Find the lines of data that contain the string "About", then list them.

◆ **Records shown**:
____________________
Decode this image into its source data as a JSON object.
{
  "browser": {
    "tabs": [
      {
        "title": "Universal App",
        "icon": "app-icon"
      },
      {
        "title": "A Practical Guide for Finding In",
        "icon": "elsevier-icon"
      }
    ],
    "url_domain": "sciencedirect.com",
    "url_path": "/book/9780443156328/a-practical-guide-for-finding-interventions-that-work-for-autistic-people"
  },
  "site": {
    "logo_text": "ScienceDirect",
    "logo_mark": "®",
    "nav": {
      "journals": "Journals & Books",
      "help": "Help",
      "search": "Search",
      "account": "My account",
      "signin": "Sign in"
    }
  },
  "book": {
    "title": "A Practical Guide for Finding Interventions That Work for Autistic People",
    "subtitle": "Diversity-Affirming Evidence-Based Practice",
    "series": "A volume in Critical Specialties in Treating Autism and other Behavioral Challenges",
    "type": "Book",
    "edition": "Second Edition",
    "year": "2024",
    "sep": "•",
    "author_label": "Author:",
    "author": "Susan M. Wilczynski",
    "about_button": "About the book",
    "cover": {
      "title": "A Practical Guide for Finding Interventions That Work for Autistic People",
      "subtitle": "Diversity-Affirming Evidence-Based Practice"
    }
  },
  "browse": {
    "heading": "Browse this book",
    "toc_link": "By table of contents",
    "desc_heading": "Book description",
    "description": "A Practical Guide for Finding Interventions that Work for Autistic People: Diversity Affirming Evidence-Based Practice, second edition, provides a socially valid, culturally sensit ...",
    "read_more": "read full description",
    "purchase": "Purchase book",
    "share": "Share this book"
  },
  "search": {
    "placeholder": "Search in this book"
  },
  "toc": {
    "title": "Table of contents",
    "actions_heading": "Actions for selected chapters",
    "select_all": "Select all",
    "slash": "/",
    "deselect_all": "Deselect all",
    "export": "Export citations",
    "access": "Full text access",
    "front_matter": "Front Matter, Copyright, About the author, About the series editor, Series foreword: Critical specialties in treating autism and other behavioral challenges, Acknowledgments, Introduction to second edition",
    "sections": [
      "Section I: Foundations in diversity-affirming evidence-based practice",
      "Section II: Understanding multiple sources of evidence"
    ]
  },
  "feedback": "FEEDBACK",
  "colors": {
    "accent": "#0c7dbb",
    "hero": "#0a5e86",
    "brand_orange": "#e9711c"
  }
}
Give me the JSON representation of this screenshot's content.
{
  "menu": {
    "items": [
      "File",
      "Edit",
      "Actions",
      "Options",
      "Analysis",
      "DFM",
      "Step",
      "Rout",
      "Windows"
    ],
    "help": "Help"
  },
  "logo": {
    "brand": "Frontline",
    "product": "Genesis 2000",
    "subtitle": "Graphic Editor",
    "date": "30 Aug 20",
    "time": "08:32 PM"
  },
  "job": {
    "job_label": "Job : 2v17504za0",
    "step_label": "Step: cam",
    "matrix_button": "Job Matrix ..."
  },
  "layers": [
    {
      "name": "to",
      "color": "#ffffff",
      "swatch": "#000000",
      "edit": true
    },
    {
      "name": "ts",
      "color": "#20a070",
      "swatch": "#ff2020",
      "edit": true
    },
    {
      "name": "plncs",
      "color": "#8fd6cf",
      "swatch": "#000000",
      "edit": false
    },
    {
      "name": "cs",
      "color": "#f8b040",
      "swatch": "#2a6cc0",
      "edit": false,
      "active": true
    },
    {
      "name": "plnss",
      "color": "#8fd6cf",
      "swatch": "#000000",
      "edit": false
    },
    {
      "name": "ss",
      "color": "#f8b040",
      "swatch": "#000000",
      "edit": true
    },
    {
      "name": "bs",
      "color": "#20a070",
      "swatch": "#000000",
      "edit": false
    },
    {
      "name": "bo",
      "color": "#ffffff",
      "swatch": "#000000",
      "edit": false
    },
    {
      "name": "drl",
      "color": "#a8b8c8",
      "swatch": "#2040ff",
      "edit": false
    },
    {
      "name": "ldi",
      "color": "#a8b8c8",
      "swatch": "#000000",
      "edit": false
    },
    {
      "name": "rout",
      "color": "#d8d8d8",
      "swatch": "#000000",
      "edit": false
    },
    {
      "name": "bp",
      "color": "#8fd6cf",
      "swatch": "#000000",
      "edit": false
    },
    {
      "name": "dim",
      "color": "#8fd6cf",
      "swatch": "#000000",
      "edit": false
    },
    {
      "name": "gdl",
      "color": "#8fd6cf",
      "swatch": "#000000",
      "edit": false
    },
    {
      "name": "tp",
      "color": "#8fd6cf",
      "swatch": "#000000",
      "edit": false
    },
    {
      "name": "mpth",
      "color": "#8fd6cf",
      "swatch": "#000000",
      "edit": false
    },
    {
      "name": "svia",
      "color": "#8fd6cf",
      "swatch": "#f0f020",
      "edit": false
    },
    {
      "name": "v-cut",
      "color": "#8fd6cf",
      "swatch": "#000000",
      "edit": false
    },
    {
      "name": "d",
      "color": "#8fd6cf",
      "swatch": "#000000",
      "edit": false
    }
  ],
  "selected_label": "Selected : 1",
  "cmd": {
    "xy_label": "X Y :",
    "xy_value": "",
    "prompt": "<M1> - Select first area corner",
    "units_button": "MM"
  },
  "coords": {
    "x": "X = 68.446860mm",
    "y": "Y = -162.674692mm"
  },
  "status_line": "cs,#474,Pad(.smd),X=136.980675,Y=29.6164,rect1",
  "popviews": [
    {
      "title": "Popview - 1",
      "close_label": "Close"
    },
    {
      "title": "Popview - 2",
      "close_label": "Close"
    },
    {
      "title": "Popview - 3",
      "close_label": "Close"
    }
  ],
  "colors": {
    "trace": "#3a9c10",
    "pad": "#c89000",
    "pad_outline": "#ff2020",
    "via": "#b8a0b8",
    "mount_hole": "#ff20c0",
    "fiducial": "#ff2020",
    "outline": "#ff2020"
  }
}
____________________
◆ **Solution to this exercise**:
    "about_button": "About the book",
    "front_matter": "Front Matter, Copyright, About the author, About the series editor, Series foreword: Critical specialties in treating autism and other behavioral challenges, Acknowledgments, Introduction to second edition",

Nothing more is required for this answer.